(Data records)
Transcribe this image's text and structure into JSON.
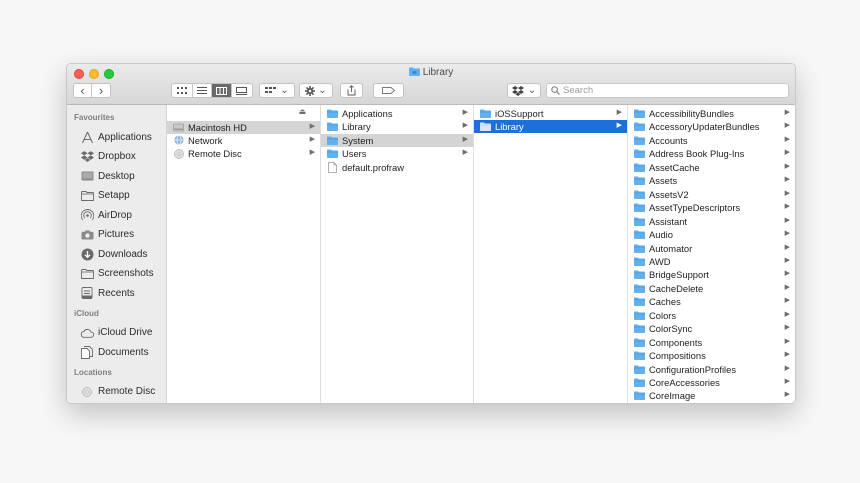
{
  "window": {
    "title": "Library"
  },
  "toolbar": {
    "back_glyph": "‹",
    "forward_glyph": "›",
    "view_icons": [
      "icon-view-icon",
      "list-view-icon",
      "column-view-icon",
      "gallery-view-icon"
    ],
    "group_glyph": "⌄",
    "action_glyph": "⌄",
    "dropbox_glyph": "⌄"
  },
  "search": {
    "placeholder": "Search"
  },
  "sidebar": {
    "sections": [
      {
        "title": "Favourites",
        "items": [
          {
            "label": "Applications",
            "icon": "applications-icon"
          },
          {
            "label": "Dropbox",
            "icon": "dropbox-icon"
          },
          {
            "label": "Desktop",
            "icon": "desktop-icon"
          },
          {
            "label": "Setapp",
            "icon": "folder-icon"
          },
          {
            "label": "AirDrop",
            "icon": "airdrop-icon"
          },
          {
            "label": "Pictures",
            "icon": "camera-icon"
          },
          {
            "label": "Downloads",
            "icon": "download-icon"
          },
          {
            "label": "Screenshots",
            "icon": "folder-icon"
          },
          {
            "label": "Recents",
            "icon": "recents-icon"
          }
        ]
      },
      {
        "title": "iCloud",
        "items": [
          {
            "label": "iCloud Drive",
            "icon": "cloud-icon"
          },
          {
            "label": "Documents",
            "icon": "documents-icon"
          }
        ]
      },
      {
        "title": "Locations",
        "items": [
          {
            "label": "Remote Disc",
            "icon": "disc-icon"
          }
        ]
      }
    ]
  },
  "columns": [
    {
      "items": [
        {
          "label": "Macintosh HD",
          "icon": "harddrive-icon",
          "arrow": true,
          "state": "gray"
        },
        {
          "label": "Network",
          "icon": "network-icon",
          "arrow": true,
          "state": ""
        },
        {
          "label": "Remote Disc",
          "icon": "disc-icon",
          "arrow": true,
          "state": ""
        }
      ]
    },
    {
      "items": [
        {
          "label": "Applications",
          "icon": "folder-icon",
          "arrow": true,
          "state": ""
        },
        {
          "label": "Library",
          "icon": "folder-icon",
          "arrow": true,
          "state": ""
        },
        {
          "label": "System",
          "icon": "folder-icon",
          "arrow": true,
          "state": "gray"
        },
        {
          "label": "Users",
          "icon": "folder-icon",
          "arrow": true,
          "state": ""
        },
        {
          "label": "default.profraw",
          "icon": "file-icon",
          "arrow": false,
          "state": ""
        }
      ]
    },
    {
      "items": [
        {
          "label": "iOSSupport",
          "icon": "folder-icon",
          "arrow": true,
          "state": ""
        },
        {
          "label": "Library",
          "icon": "folder-icon",
          "arrow": true,
          "state": "blue"
        }
      ]
    },
    {
      "items": [
        {
          "label": "AccessibilityBundles",
          "icon": "folder-icon",
          "arrow": true,
          "state": ""
        },
        {
          "label": "AccessoryUpdaterBundles",
          "icon": "folder-icon",
          "arrow": true,
          "state": ""
        },
        {
          "label": "Accounts",
          "icon": "folder-icon",
          "arrow": true,
          "state": ""
        },
        {
          "label": "Address Book Plug-Ins",
          "icon": "folder-icon",
          "arrow": true,
          "state": ""
        },
        {
          "label": "AssetCache",
          "icon": "folder-icon",
          "arrow": true,
          "state": ""
        },
        {
          "label": "Assets",
          "icon": "folder-icon",
          "arrow": true,
          "state": ""
        },
        {
          "label": "AssetsV2",
          "icon": "folder-icon",
          "arrow": true,
          "state": ""
        },
        {
          "label": "AssetTypeDescriptors",
          "icon": "folder-icon",
          "arrow": true,
          "state": ""
        },
        {
          "label": "Assistant",
          "icon": "folder-icon",
          "arrow": true,
          "state": ""
        },
        {
          "label": "Audio",
          "icon": "folder-icon",
          "arrow": true,
          "state": ""
        },
        {
          "label": "Automator",
          "icon": "folder-icon",
          "arrow": true,
          "state": ""
        },
        {
          "label": "AWD",
          "icon": "folder-icon",
          "arrow": true,
          "state": ""
        },
        {
          "label": "BridgeSupport",
          "icon": "folder-icon",
          "arrow": true,
          "state": ""
        },
        {
          "label": "CacheDelete",
          "icon": "folder-icon",
          "arrow": true,
          "state": ""
        },
        {
          "label": "Caches",
          "icon": "folder-icon",
          "arrow": true,
          "state": ""
        },
        {
          "label": "Colors",
          "icon": "folder-icon",
          "arrow": true,
          "state": ""
        },
        {
          "label": "ColorSync",
          "icon": "folder-icon",
          "arrow": true,
          "state": ""
        },
        {
          "label": "Components",
          "icon": "folder-icon",
          "arrow": true,
          "state": ""
        },
        {
          "label": "Compositions",
          "icon": "folder-icon",
          "arrow": true,
          "state": ""
        },
        {
          "label": "ConfigurationProfiles",
          "icon": "folder-icon",
          "arrow": true,
          "state": ""
        },
        {
          "label": "CoreAccessories",
          "icon": "folder-icon",
          "arrow": true,
          "state": ""
        },
        {
          "label": "CoreImage",
          "icon": "folder-icon",
          "arrow": true,
          "state": ""
        }
      ]
    }
  ],
  "colors": {
    "selection": "#1d6fd9",
    "folder": "#5fb0ef",
    "sidebar_bg": "#ececec"
  }
}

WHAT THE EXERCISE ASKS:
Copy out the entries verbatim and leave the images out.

YOUR SOLUTION:
Transcribe this image's text and structure into JSON.
{
  "window": {
    "title": "Library"
  },
  "toolbar": {
    "back_glyph": "‹",
    "forward_glyph": "›",
    "view_icons": [
      "icon-view-icon",
      "list-view-icon",
      "column-view-icon",
      "gallery-view-icon"
    ],
    "group_glyph": "⌄",
    "action_glyph": "⌄",
    "dropbox_glyph": "⌄"
  },
  "search": {
    "placeholder": "Search"
  },
  "sidebar": {
    "sections": [
      {
        "title": "Favourites",
        "items": [
          {
            "label": "Applications",
            "icon": "applications-icon"
          },
          {
            "label": "Dropbox",
            "icon": "dropbox-icon"
          },
          {
            "label": "Desktop",
            "icon": "desktop-icon"
          },
          {
            "label": "Setapp",
            "icon": "folder-icon"
          },
          {
            "label": "AirDrop",
            "icon": "airdrop-icon"
          },
          {
            "label": "Pictures",
            "icon": "camera-icon"
          },
          {
            "label": "Downloads",
            "icon": "download-icon"
          },
          {
            "label": "Screenshots",
            "icon": "folder-icon"
          },
          {
            "label": "Recents",
            "icon": "recents-icon"
          }
        ]
      },
      {
        "title": "iCloud",
        "items": [
          {
            "label": "iCloud Drive",
            "icon": "cloud-icon"
          },
          {
            "label": "Documents",
            "icon": "documents-icon"
          }
        ]
      },
      {
        "title": "Locations",
        "items": [
          {
            "label": "Remote Disc",
            "icon": "disc-icon"
          }
        ]
      }
    ]
  },
  "columns": [
    {
      "items": [
        {
          "label": "Macintosh HD",
          "icon": "harddrive-icon",
          "arrow": true,
          "state": "gray"
        },
        {
          "label": "Network",
          "icon": "network-icon",
          "arrow": true,
          "state": ""
        },
        {
          "label": "Remote Disc",
          "icon": "disc-icon",
          "arrow": true,
          "state": ""
        }
      ]
    },
    {
      "items": [
        {
          "label": "Applications",
          "icon": "folder-icon",
          "arrow": true,
          "state": ""
        },
        {
          "label": "Library",
          "icon": "folder-icon",
          "arrow": true,
          "state": ""
        },
        {
          "label": "System",
          "icon": "folder-icon",
          "arrow": true,
          "state": "gray"
        },
        {
          "label": "Users",
          "icon": "folder-icon",
          "arrow": true,
          "state": ""
        },
        {
          "label": "default.profraw",
          "icon": "file-icon",
          "arrow": false,
          "state": ""
        }
      ]
    },
    {
      "items": [
        {
          "label": "iOSSupport",
          "icon": "folder-icon",
          "arrow": true,
          "state": ""
        },
        {
          "label": "Library",
          "icon": "folder-icon",
          "arrow": true,
          "state": "blue"
        }
      ]
    },
    {
      "items": [
        {
          "label": "AccessibilityBundles",
          "icon": "folder-icon",
          "arrow": true,
          "state": ""
        },
        {
          "label": "AccessoryUpdaterBundles",
          "icon": "folder-icon",
          "arrow": true,
          "state": ""
        },
        {
          "label": "Accounts",
          "icon": "folder-icon",
          "arrow": true,
          "state": ""
        },
        {
          "label": "Address Book Plug-Ins",
          "icon": "folder-icon",
          "arrow": true,
          "state": ""
        },
        {
          "label": "AssetCache",
          "icon": "folder-icon",
          "arrow": true,
          "state": ""
        },
        {
          "label": "Assets",
          "icon": "folder-icon",
          "arrow": true,
          "state": ""
        },
        {
          "label": "AssetsV2",
          "icon": "folder-icon",
          "arrow": true,
          "state": ""
        },
        {
          "label": "AssetTypeDescriptors",
          "icon": "folder-icon",
          "arrow": true,
          "state": ""
        },
        {
          "label": "Assistant",
          "icon": "folder-icon",
          "arrow": true,
          "state": ""
        },
        {
          "label": "Audio",
          "icon": "folder-icon",
          "arrow": true,
          "state": ""
        },
        {
          "label": "Automator",
          "icon": "folder-icon",
          "arrow": true,
          "state": ""
        },
        {
          "label": "AWD",
          "icon": "folder-icon",
          "arrow": true,
          "state": ""
        },
        {
          "label": "BridgeSupport",
          "icon": "folder-icon",
          "arrow": true,
          "state": ""
        },
        {
          "label": "CacheDelete",
          "icon": "folder-icon",
          "arrow": true,
          "state": ""
        },
        {
          "label": "Caches",
          "icon": "folder-icon",
          "arrow": true,
          "state": ""
        },
        {
          "label": "Colors",
          "icon": "folder-icon",
          "arrow": true,
          "state": ""
        },
        {
          "label": "ColorSync",
          "icon": "folder-icon",
          "arrow": true,
          "state": ""
        },
        {
          "label": "Components",
          "icon": "folder-icon",
          "arrow": true,
          "state": ""
        },
        {
          "label": "Compositions",
          "icon": "folder-icon",
          "arrow": true,
          "state": ""
        },
        {
          "label": "ConfigurationProfiles",
          "icon": "folder-icon",
          "arrow": true,
          "state": ""
        },
        {
          "label": "CoreAccessories",
          "icon": "folder-icon",
          "arrow": true,
          "state": ""
        },
        {
          "label": "CoreImage",
          "icon": "folder-icon",
          "arrow": true,
          "state": ""
        }
      ]
    }
  ],
  "colors": {
    "selection": "#1d6fd9",
    "folder": "#5fb0ef",
    "sidebar_bg": "#ececec"
  }
}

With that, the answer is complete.